# [What you have to do]
Below are some records. Pull every line that contains the word "JSON".

App and web page records
----------------------------------------
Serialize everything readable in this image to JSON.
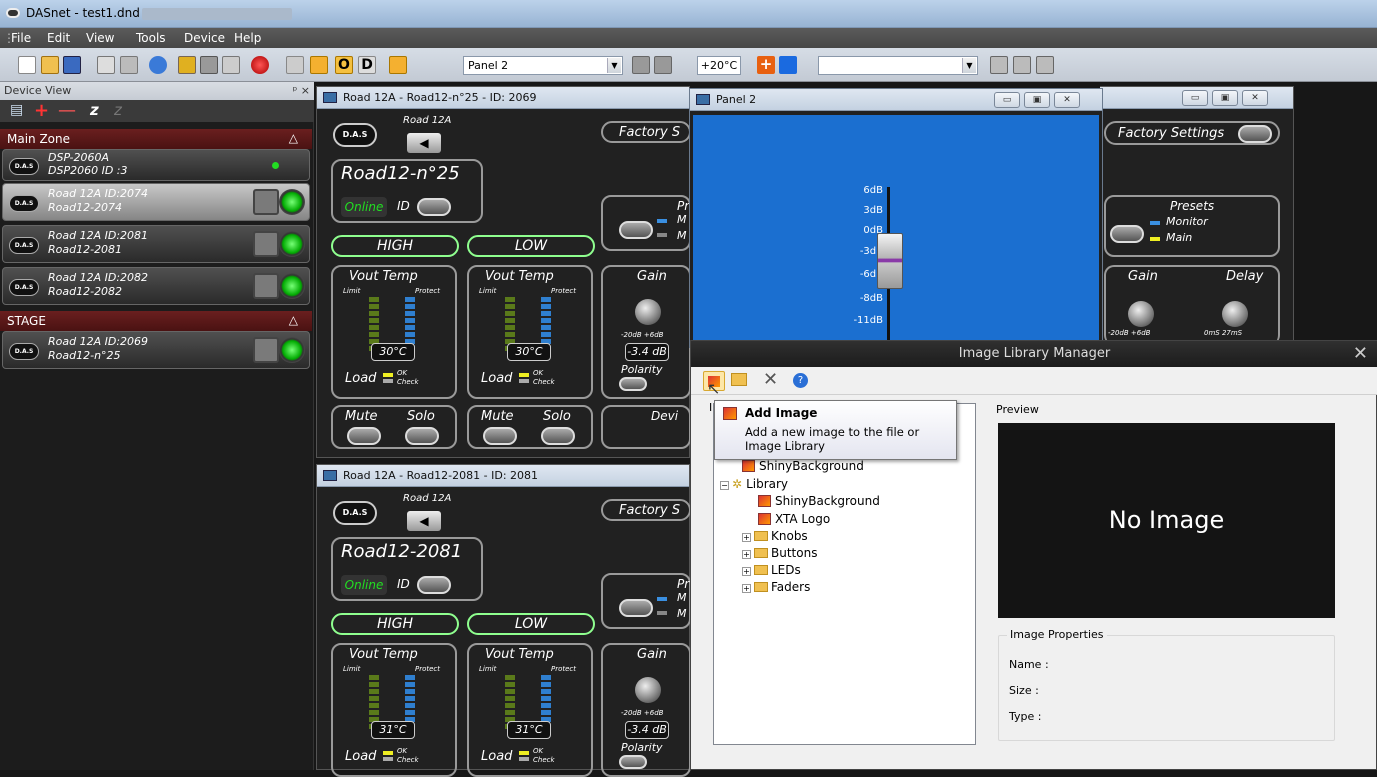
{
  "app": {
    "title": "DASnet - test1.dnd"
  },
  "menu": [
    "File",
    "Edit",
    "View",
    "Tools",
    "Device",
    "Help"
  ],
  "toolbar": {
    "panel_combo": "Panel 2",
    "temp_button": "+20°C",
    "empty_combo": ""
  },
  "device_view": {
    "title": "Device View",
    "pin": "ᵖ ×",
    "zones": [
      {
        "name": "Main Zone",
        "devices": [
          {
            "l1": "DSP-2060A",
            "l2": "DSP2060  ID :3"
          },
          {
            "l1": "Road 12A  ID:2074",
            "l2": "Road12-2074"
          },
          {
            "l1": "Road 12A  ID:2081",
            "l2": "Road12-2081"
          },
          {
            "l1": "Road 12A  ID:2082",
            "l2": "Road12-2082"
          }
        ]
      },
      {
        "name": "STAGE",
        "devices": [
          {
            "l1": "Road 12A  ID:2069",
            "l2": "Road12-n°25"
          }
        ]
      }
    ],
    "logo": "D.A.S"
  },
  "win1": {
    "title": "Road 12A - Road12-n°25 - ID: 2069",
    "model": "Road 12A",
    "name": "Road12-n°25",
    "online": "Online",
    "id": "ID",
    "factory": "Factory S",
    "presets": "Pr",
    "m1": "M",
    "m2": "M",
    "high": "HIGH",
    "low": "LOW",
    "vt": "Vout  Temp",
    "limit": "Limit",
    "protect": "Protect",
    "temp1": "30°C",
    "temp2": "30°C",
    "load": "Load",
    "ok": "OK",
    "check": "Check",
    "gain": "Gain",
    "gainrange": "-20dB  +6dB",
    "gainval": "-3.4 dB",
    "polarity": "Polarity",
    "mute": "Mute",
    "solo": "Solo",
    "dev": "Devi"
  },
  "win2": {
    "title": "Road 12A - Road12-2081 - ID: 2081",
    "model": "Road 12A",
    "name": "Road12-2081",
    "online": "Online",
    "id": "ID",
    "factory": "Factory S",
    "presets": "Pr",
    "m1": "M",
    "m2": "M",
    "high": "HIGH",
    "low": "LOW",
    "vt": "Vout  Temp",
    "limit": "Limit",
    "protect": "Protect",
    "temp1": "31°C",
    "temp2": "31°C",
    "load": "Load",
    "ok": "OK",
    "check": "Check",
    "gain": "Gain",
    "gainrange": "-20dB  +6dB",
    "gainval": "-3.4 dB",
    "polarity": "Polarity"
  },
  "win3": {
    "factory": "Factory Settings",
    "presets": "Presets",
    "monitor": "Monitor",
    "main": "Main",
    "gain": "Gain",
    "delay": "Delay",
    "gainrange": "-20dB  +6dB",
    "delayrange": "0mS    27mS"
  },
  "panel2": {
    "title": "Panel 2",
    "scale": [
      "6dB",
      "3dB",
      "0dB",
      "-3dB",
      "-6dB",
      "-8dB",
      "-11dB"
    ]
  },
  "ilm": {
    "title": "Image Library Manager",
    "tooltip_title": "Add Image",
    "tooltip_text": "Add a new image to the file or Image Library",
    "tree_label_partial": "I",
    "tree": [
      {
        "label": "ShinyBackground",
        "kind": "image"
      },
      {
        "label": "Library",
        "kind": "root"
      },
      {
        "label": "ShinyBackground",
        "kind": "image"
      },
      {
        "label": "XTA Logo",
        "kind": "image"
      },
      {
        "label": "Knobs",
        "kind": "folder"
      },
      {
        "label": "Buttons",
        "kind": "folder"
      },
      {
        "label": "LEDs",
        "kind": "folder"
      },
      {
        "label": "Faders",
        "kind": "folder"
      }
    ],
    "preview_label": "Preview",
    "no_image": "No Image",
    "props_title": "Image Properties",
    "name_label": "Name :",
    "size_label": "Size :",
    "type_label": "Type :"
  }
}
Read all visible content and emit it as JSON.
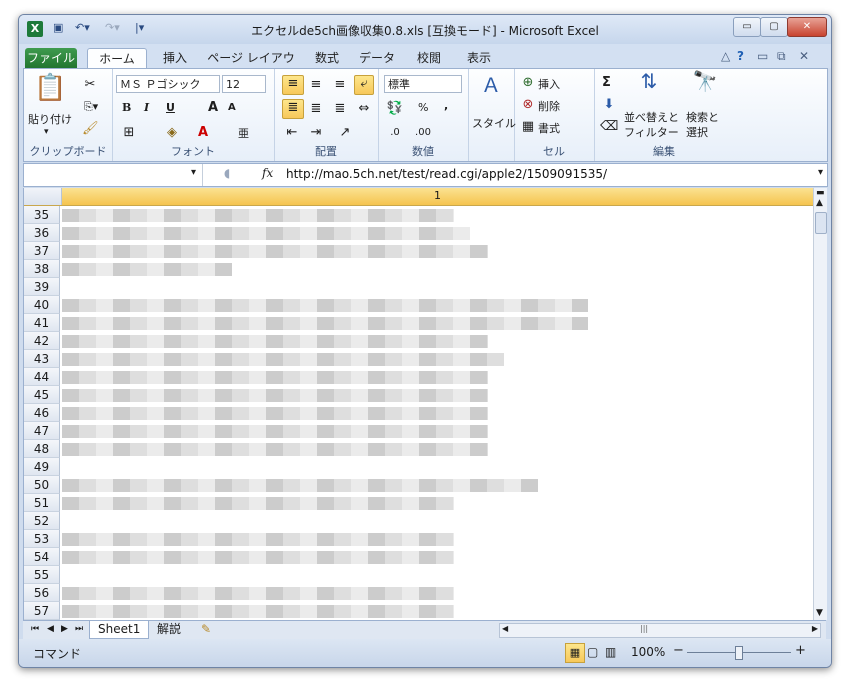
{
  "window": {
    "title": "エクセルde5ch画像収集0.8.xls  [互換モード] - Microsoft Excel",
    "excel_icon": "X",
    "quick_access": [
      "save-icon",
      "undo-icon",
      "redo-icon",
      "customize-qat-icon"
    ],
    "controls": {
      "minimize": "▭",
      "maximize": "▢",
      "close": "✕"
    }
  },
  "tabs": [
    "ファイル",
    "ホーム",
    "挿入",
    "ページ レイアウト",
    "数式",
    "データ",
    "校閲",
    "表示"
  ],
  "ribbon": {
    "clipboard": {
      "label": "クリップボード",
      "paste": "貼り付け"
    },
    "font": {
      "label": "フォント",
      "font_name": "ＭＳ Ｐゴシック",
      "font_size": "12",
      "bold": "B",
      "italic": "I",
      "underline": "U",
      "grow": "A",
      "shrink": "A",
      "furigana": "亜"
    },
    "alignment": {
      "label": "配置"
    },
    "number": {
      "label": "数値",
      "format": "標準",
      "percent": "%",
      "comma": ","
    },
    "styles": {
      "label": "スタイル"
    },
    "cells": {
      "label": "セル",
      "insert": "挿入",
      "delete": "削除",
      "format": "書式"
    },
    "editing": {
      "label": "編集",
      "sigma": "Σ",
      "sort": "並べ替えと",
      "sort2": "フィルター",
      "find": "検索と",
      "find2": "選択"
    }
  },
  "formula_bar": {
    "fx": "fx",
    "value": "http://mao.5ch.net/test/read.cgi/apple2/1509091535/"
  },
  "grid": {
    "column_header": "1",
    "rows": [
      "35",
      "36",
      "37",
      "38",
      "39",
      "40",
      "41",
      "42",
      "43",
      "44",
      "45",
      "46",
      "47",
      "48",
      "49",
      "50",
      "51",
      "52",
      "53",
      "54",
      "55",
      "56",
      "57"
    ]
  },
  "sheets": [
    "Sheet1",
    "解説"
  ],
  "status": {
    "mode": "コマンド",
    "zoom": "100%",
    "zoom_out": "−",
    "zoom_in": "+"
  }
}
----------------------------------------
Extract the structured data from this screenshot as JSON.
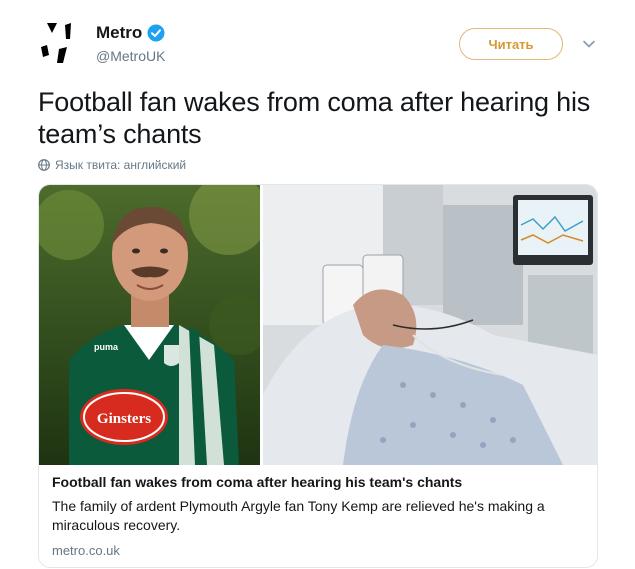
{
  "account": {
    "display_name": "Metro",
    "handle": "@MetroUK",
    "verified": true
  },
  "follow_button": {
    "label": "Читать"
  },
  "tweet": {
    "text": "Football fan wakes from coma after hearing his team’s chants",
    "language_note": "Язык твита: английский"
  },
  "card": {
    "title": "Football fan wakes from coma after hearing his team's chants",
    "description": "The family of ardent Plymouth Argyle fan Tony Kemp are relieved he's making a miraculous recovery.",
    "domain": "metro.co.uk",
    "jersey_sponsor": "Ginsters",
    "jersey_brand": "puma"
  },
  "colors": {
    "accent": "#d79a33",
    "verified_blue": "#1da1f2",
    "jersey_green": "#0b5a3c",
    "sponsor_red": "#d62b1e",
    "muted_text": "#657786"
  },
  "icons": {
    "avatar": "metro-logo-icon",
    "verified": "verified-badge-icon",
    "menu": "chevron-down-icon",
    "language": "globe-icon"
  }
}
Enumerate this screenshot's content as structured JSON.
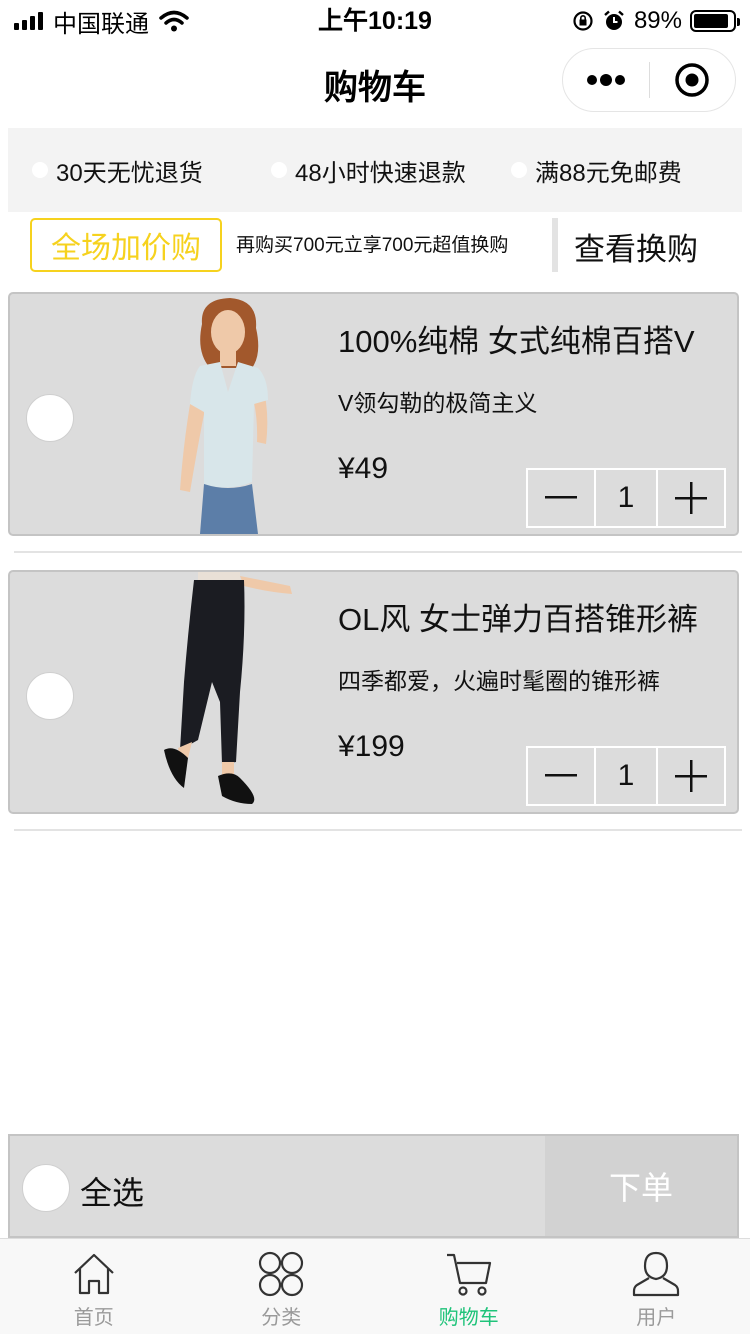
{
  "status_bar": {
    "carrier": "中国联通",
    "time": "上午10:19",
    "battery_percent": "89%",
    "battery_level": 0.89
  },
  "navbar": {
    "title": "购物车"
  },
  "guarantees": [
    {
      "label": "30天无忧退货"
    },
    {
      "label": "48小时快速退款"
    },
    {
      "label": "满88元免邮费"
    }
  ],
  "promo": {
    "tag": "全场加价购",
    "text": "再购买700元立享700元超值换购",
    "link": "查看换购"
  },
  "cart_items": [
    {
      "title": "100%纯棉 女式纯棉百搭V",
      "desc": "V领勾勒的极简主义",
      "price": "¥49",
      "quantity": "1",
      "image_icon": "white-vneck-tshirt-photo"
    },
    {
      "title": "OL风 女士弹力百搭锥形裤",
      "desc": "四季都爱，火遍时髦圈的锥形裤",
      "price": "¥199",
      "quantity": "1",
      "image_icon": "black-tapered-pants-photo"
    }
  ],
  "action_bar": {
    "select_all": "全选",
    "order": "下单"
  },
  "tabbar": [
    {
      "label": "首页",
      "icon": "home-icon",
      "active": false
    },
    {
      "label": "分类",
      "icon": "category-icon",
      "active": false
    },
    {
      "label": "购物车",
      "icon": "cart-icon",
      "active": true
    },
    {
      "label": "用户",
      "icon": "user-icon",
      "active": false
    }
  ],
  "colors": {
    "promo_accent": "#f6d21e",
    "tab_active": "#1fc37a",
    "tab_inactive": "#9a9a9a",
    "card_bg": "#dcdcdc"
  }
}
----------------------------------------
# [Exercise output]
Serialize everything readable in this image to JSON.
Read all visible content and emit it as JSON.
Extract the structured data from this screenshot as JSON.
Enumerate this screenshot's content as structured JSON.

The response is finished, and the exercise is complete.